*WORK TASK:*
Set down every record below exactly as written, but leave out the pictures.

BEGIN

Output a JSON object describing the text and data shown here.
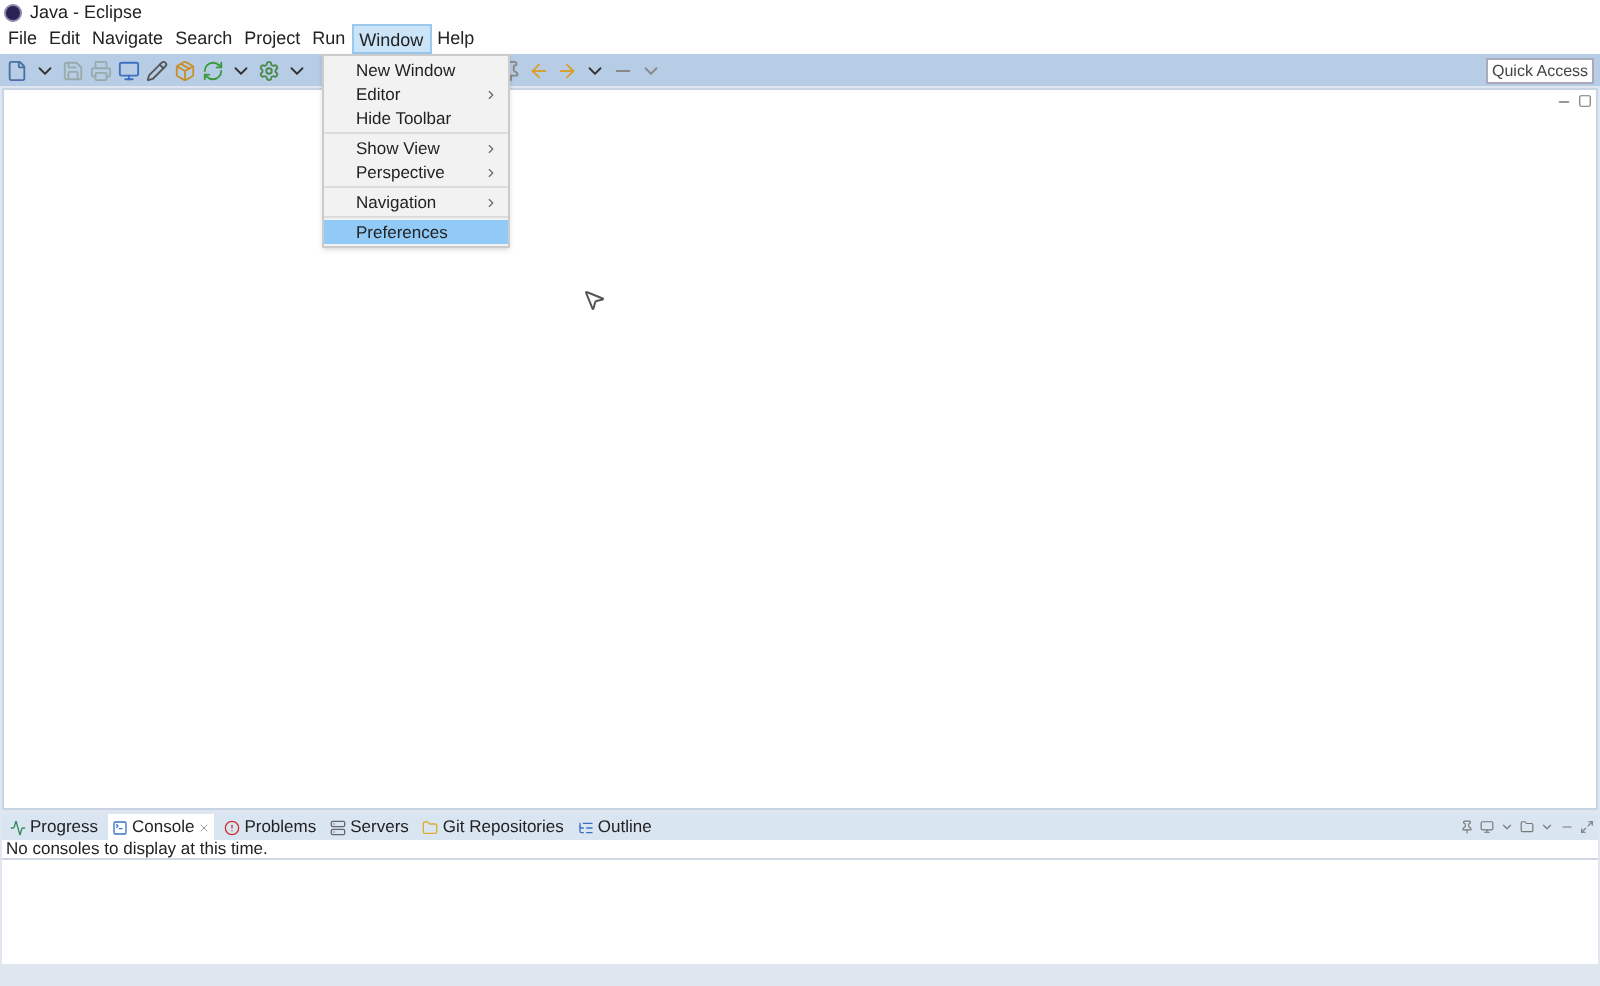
{
  "window": {
    "title": "Java - Eclipse"
  },
  "menubar": [
    {
      "label": "File",
      "selected": false
    },
    {
      "label": "Edit",
      "selected": false
    },
    {
      "label": "Navigate",
      "selected": false
    },
    {
      "label": "Search",
      "selected": false
    },
    {
      "label": "Project",
      "selected": false
    },
    {
      "label": "Run",
      "selected": false
    },
    {
      "label": "Window",
      "selected": true
    },
    {
      "label": "Help",
      "selected": false
    }
  ],
  "dropdown": {
    "groups": [
      [
        {
          "label": "New Window",
          "submenu": false,
          "selected": false
        },
        {
          "label": "Editor",
          "submenu": true,
          "selected": false
        },
        {
          "label": "Hide Toolbar",
          "submenu": false,
          "selected": false
        }
      ],
      [
        {
          "label": "Show View",
          "submenu": true,
          "selected": false
        },
        {
          "label": "Perspective",
          "submenu": true,
          "selected": false
        }
      ],
      [
        {
          "label": "Navigation",
          "submenu": true,
          "selected": false
        }
      ],
      [
        {
          "label": "Preferences",
          "submenu": false,
          "selected": true
        }
      ]
    ]
  },
  "quick_access": {
    "placeholder": "Quick Access"
  },
  "bottom_panel": {
    "tabs": [
      {
        "label": "Progress",
        "selected": false
      },
      {
        "label": "Console",
        "selected": true
      },
      {
        "label": "Problems",
        "selected": false
      },
      {
        "label": "Servers",
        "selected": false
      },
      {
        "label": "Git Repositories",
        "selected": false
      },
      {
        "label": "Outline",
        "selected": false
      }
    ],
    "message": "No consoles to display at this time."
  }
}
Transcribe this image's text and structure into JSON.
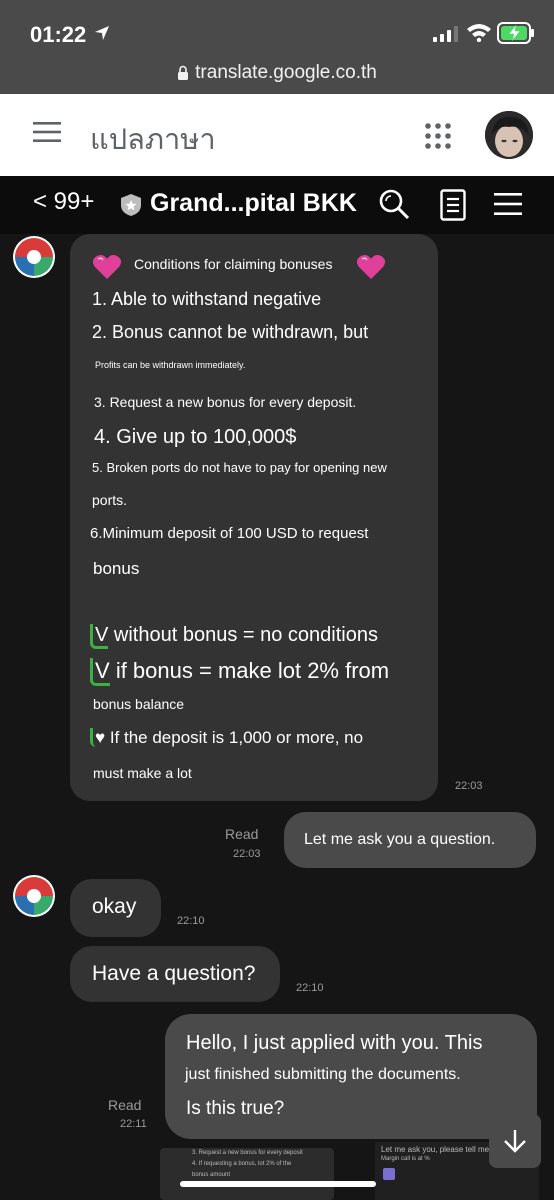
{
  "status_bar": {
    "time": "01:22"
  },
  "browser": {
    "url": "translate.google.co.th"
  },
  "translate_header": {
    "title": "แปลภาษา"
  },
  "chat_header": {
    "back_label": "< 99+",
    "title": "Grand...pital BKK"
  },
  "messages": {
    "conditions": {
      "heading": "Conditions for claiming bonuses",
      "line1": "1. Able to withstand negative",
      "line2": "2. Bonus cannot be withdrawn, but",
      "line2b": "Profits can be withdrawn immediately.",
      "line3": "3. Request a new bonus for every deposit.",
      "line4": "4. Give up to 100,000$",
      "line5": "5. Broken ports do not have to pay for opening new",
      "line5b": "ports.",
      "line6": "6.Minimum deposit of 100 USD to request",
      "line6b": "bonus",
      "v1_mark": "V",
      "v1_text": "without bonus = no conditions",
      "v2_mark": "V",
      "v2_text": "if bonus = make lot 2% from",
      "v2b": "bonus balance",
      "heart_mark": "♥",
      "heart_text": "If the deposit is 1,000 or more, no",
      "heart_b": "must make a lot",
      "time": "22:03"
    },
    "outgoing1": {
      "read": "Read",
      "time": "22:03",
      "text": "Let me ask you a question."
    },
    "okay": {
      "text": "okay",
      "time": "22:10"
    },
    "question": {
      "text": "Have a question?",
      "time": "22:10"
    },
    "outgoing2": {
      "read": "Read",
      "time": "22:11",
      "line1": "Hello, I just applied with you. This",
      "line2": "just finished submitting the documents.",
      "line3": "Is this true?"
    },
    "preview_left": {
      "line1": "3. Request a new bonus for every deposit",
      "line2": "4. If requesting a bonus, lot 2% of the",
      "line3": "bonus amount"
    },
    "preview_right": {
      "line1": "Let me ask you, please tell me.",
      "line2": "Margin call is at %"
    }
  },
  "colors": {
    "highlight": "#3cb043",
    "bubble_in": "#333333",
    "bubble_out": "#4a4a4a",
    "heart": "#e0409a"
  }
}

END

*SOLVED EXERCISE:*
Output a JSON object describing the text and data shown here.
{
  "window": {
    "title": "Java - Eclipse"
  },
  "menubar": [
    {
      "label": "File",
      "selected": false
    },
    {
      "label": "Edit",
      "selected": false
    },
    {
      "label": "Navigate",
      "selected": false
    },
    {
      "label": "Search",
      "selected": false
    },
    {
      "label": "Project",
      "selected": false
    },
    {
      "label": "Run",
      "selected": false
    },
    {
      "label": "Window",
      "selected": true
    },
    {
      "label": "Help",
      "selected": false
    }
  ],
  "dropdown": {
    "groups": [
      [
        {
          "label": "New Window",
          "submenu": false,
          "selected": false
        },
        {
          "label": "Editor",
          "submenu": true,
          "selected": false
        },
        {
          "label": "Hide Toolbar",
          "submenu": false,
          "selected": false
        }
      ],
      [
        {
          "label": "Show View",
          "submenu": true,
          "selected": false
        },
        {
          "label": "Perspective",
          "submenu": true,
          "selected": false
        }
      ],
      [
        {
          "label": "Navigation",
          "submenu": true,
          "selected": false
        }
      ],
      [
        {
          "label": "Preferences",
          "submenu": false,
          "selected": true
        }
      ]
    ]
  },
  "quick_access": {
    "placeholder": "Quick Access"
  },
  "bottom_panel": {
    "tabs": [
      {
        "label": "Progress",
        "selected": false
      },
      {
        "label": "Console",
        "selected": true
      },
      {
        "label": "Problems",
        "selected": false
      },
      {
        "label": "Servers",
        "selected": false
      },
      {
        "label": "Git Repositories",
        "selected": false
      },
      {
        "label": "Outline",
        "selected": false
      }
    ],
    "message": "No consoles to display at this time."
  }
}
Transcribe this image's text and structure into JSON.
{
  "status_bar": {
    "time": "01:22"
  },
  "browser": {
    "url": "translate.google.co.th"
  },
  "translate_header": {
    "title": "แปลภาษา"
  },
  "chat_header": {
    "back_label": "< 99+",
    "title": "Grand...pital BKK"
  },
  "messages": {
    "conditions": {
      "heading": "Conditions for claiming bonuses",
      "line1": "1. Able to withstand negative",
      "line2": "2. Bonus cannot be withdrawn, but",
      "line2b": "Profits can be withdrawn immediately.",
      "line3": "3. Request a new bonus for every deposit.",
      "line4": "4. Give up to 100,000$",
      "line5": "5. Broken ports do not have to pay for opening new",
      "line5b": "ports.",
      "line6": "6.Minimum deposit of 100 USD to request",
      "line6b": "bonus",
      "v1_mark": "V",
      "v1_text": "without bonus = no conditions",
      "v2_mark": "V",
      "v2_text": "if bonus = make lot 2% from",
      "v2b": "bonus balance",
      "heart_mark": "♥",
      "heart_text": "If the deposit is 1,000 or more, no",
      "heart_b": "must make a lot",
      "time": "22:03"
    },
    "outgoing1": {
      "read": "Read",
      "time": "22:03",
      "text": "Let me ask you a question."
    },
    "okay": {
      "text": "okay",
      "time": "22:10"
    },
    "question": {
      "text": "Have a question?",
      "time": "22:10"
    },
    "outgoing2": {
      "read": "Read",
      "time": "22:11",
      "line1": "Hello, I just applied with you. This",
      "line2": "just finished submitting the documents.",
      "line3": "Is this true?"
    },
    "preview_left": {
      "line1": "3. Request a new bonus for every deposit",
      "line2": "4. If requesting a bonus, lot 2% of the",
      "line3": "bonus amount"
    },
    "preview_right": {
      "line1": "Let me ask you, please tell me.",
      "line2": "Margin call is at %"
    }
  },
  "colors": {
    "highlight": "#3cb043",
    "bubble_in": "#333333",
    "bubble_out": "#4a4a4a",
    "heart": "#e0409a"
  }
}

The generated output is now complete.